Nicola Yoon's The Sun Is Also a Star ended up being one of the four books I picked up during my annual Christmas Day trip to BookPeople in Austin, Texas. Every year I somehow manage to find myself in the young adult section, not able to find the book I had planned on buying, so I pick something else. However, I have yet to be disappointed by my second choice book, and this year proved no different.
The Situation: Natasha and Daniel are two teenagers living in New York City, but their lives are incredibly different. Natasha is originally from Jamaica, but has spent most of her life in the states. She loves early 90's alternative rock (think Soundgarden and Nirvana), plans to be a data analysis when she grows up, and believes in facts and science, not feelings and love and God. Daniel is a Korean-American who has an interview that could set him up to attend Yale. His parents more or less have his future mapped out for him, but not necessarily because they are strict and unbending (although they are). They simply want their sons to have it better than they did. But Daniel does not want to go to Yale and become a doctor. Daniel wants to write poetry and do stuff he is actually passionate about. As I said, Natasha and Daniel could not be more different, but that does not keep the two of them from meeting in Time Square, and falling in love before the day is over.

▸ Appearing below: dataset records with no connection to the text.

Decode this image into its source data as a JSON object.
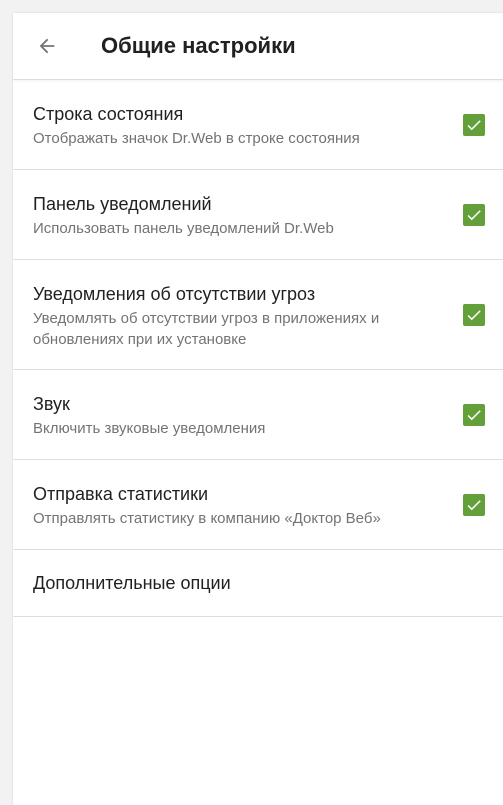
{
  "header": {
    "back_icon": "arrow-left-icon",
    "title": "Общие настройки"
  },
  "accent_color": "#64a03a",
  "settings": [
    {
      "label": "Строка состояния",
      "description": "Отображать значок Dr.Web в строке состояния",
      "checked": true
    },
    {
      "label": "Панель уведомлений",
      "description": "Использовать панель уведомлений Dr.Web",
      "checked": true
    },
    {
      "label": "Уведомления об отсутствии угроз",
      "description": "Уведомлять об отсутствии угроз в приложениях и обновлениях при их установке",
      "checked": true
    },
    {
      "label": "Звук",
      "description": "Включить звуковые уведомления",
      "checked": true
    },
    {
      "label": "Отправка статистики",
      "description": "Отправлять статистику в компанию «Доктор Веб»",
      "checked": true
    },
    {
      "label": "Дополнительные опции"
    }
  ]
}
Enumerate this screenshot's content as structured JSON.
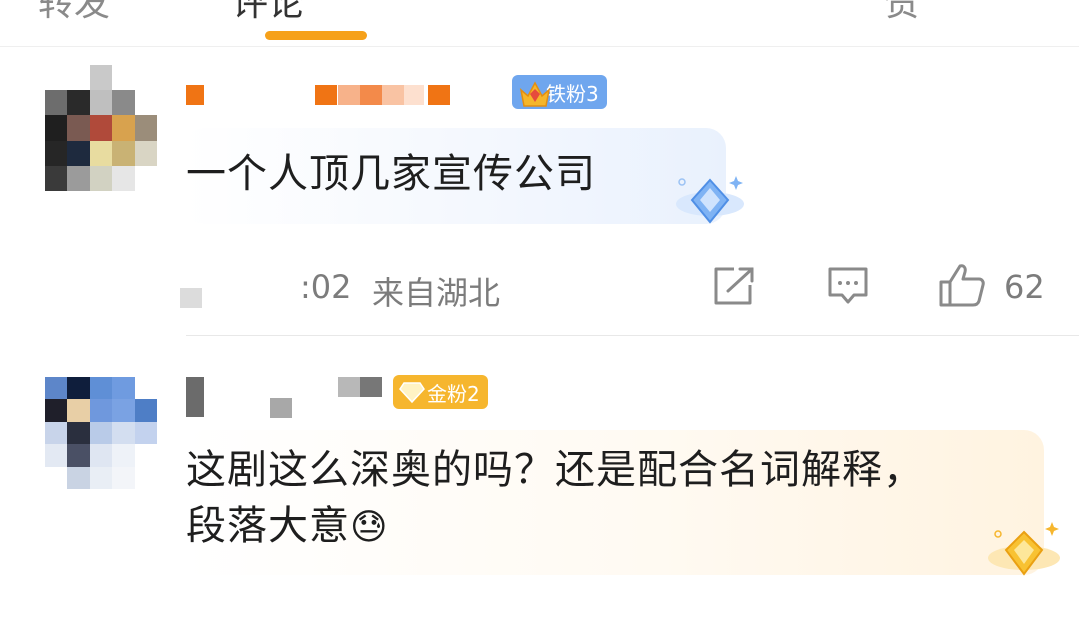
{
  "tabs": [
    {
      "label": "转发"
    },
    {
      "label": "评论"
    },
    {
      "label": "赞"
    }
  ],
  "comments": [
    {
      "fan_badge": "铁粉3",
      "text": "一个人顶几家宣传公司",
      "time": ":02",
      "location": "来自湖北",
      "likes": "62"
    },
    {
      "fan_badge": "金粉2",
      "text_line1": "这剧这么深奥的吗？还是配合名词解释，",
      "text_line2": "段落大意",
      "emoji": "😓"
    }
  ],
  "icons": {
    "share": "share-icon",
    "comment": "comment-icon",
    "like": "thumbs-up-icon"
  },
  "colors": {
    "accent": "#f6a11a",
    "iron_badge": "#6fa6ee",
    "gold_badge": "#f6b62e"
  }
}
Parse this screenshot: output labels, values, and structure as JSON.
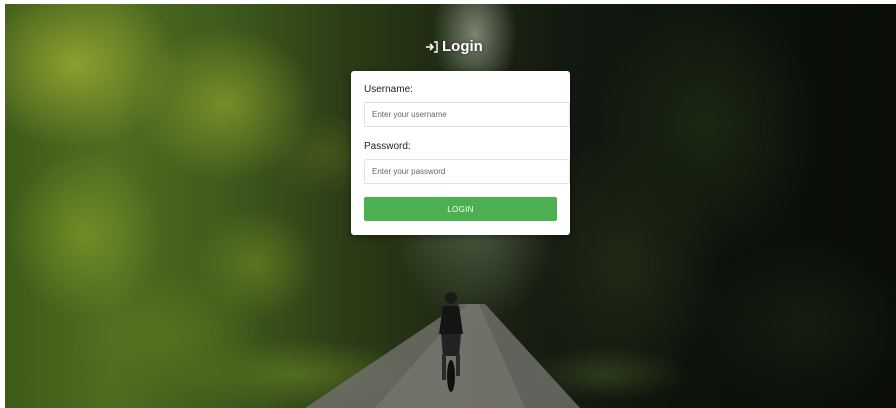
{
  "header": {
    "title": "Login",
    "title_icon": "sign-in-icon"
  },
  "form": {
    "username_label": "Username:",
    "username_placeholder": "Enter your username",
    "username_value": "",
    "password_label": "Password:",
    "password_placeholder": "Enter your password",
    "password_value": "",
    "submit_label": "LOGIN"
  },
  "colors": {
    "button_bg": "#4caf50",
    "card_bg": "#ffffff",
    "title_text": "#ffffff"
  },
  "background": {
    "scene": "forest-path-with-cyclist"
  }
}
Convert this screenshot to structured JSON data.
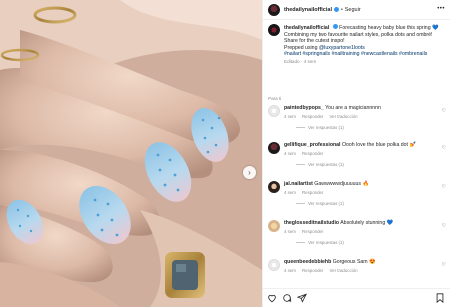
{
  "header": {
    "username": "thedailynailofficial",
    "separator": "•",
    "follow_label": "Seguir",
    "more": "•••"
  },
  "caption": {
    "username": "thedailynailofficial",
    "line1": "Forecasting heavy baby blue this spring",
    "emoji1": "💙",
    "line2": "Combining my two favourite nailart styles, polka dots and ombré!",
    "line3": "Share for the cutest inspo!",
    "prepped_prefix": "Prepped using ",
    "mention": "@luxypartone1loots",
    "tags": "#nailart #springnails #nailtraining #newcastlenails #ombrenails",
    "edited": "Editado · 4 sem"
  },
  "translation_label": "Para ti",
  "comments": [
    {
      "username": "paintedbypops_",
      "text": "You are a magiciannnnn",
      "time": "4 sem",
      "reply": "Responder",
      "translate": "Ver traducción",
      "replies": "Ver respuestas (1)"
    },
    {
      "username": "gellifique_professional",
      "text": "Oooh love the blue polka dot",
      "emoji": "💅",
      "time": "4 sem",
      "reply": "Responder",
      "replies": "Ver respuestas (1)"
    },
    {
      "username": "jal.nailartist",
      "text": "Gawwwwwdjuuuuus",
      "emoji": "🔥",
      "time": "4 sem",
      "reply": "Responder",
      "replies": "Ver respuestas (1)"
    },
    {
      "username": "theglosseditnailstudio",
      "text": "Absolutely stunning",
      "emoji": "💙",
      "time": "4 sem",
      "reply": "Responder",
      "replies": "Ver respuestas (1)"
    },
    {
      "username": "queenbeedebbiehb",
      "text": "Gorgeous Sam",
      "emoji": "😍",
      "time": "4 sem",
      "reply": "Responder",
      "translate": "Ver traducción"
    }
  ],
  "icons": {
    "like": "heart-icon",
    "comment": "comment-icon",
    "share": "share-icon",
    "save": "bookmark-icon",
    "next": "chevron-right-icon"
  },
  "colors": {
    "link": "#00376b",
    "verified": "#3897f0",
    "muted": "#8e8e8e"
  }
}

The Problem: Two things that stand in the way of Natasha and Daniel living happily ever after. 1. Daniel's parents will never go for him dating, much less marrying, a black girl. 2. Natasha and her family will be forced to leave the country by 10:00pm tonight. The have overstayed their visas, and due to her father's unfortunate error in judgment on the night of his big break, their status was found out and revealed, and now they must leave a place they have called home for ten years. These are two huge hurtles, but Daniel cares less and less what his family thinks with each passing hour, and Natasha is doing what little she can to have her family stay in the country. Knowing the truth about her situation, Natasha initially pushes Daniel away, but being a romantic, as well as persistent, he is not so easily deterred. So the two of them spend an almost unbelievable day in New York City, both wanting to believe that fate and destiny are on their side, but knowing that everything could end as quickly as it began.
Genre, Themes, History: This is a young adult novel set in present-day New York City. Natasha and Daniel's adventures all take place in less than 24 hours as they travel through Time Square, Koreatown, Harlem, Brooklyn, and a good chunk of Manhattan. Natasha is certainly the more practical of the two. She loves science, facts, studying the stars, and is dubious when it comes to fate and destiny. Originally, her father moved to the US from Jamaica to pursue his dream of acting. But after years of little success, the family of four is still living in a one bedroom apartment in Brooklyn. And now they are being deported. Daniel is a dreamer, and he admits it. His entire life, he has always been second best behind his older brother Charlie, but that changed when Charlie was put on academic dismissal from Harvard. Now the pressure is on Daniel to get into Yale and be a doctor. While the novel mostly switches between the first-person points of view of both Natasha and Daniel, often it will go into an explanation of some seemingly small scientific fact, or it will explore the history or mindset of a minor or side character, basically asking the "what if" question and following the answers through to the end. Probably the main point I gained from these side stories was that while one decision may lead to a happily ever after, it won't be a happily ever after for everyone involved.
My Verdict: Yes, Natasha's love of hard facts coupled with her cold and hardened personality gets tiresome. Yes, Daniel's persistence and romanticism gets annoying at times. But ultimately, this is a fantastic and well-crafted story about two teenagers who find each other in the weirdest way, in one of the biggest cities in the world, and despite being incredibly different, manage to make a connection that many people never make for their entire lives. Is it easy? No. Does it come with many challenges? Absolutely. But they go for it anyway, and that, to me, is almost always impressive, as is this story. There is a reason it received the Coretta Scott King/John Steptoe New Talent Author Award from the American Library Association. It is a book about real issues, while still managing to be romantic and sweet and fun.
Favorite Moment: When Daniel stands up to his brother, and also when Natasha stands up to her father.
Favorite Character: Natasha and Daniel both have their good points, but Daniel's optimism is almost infectious when it is not bordering on annoying. Then again, Natasha's honesty and forthrightness are not without their charms either.
Recommended Reading: I will recommend Eleanor & Park by Rainbow Rowell, another YA story that is told by more than one person using shifting points of view.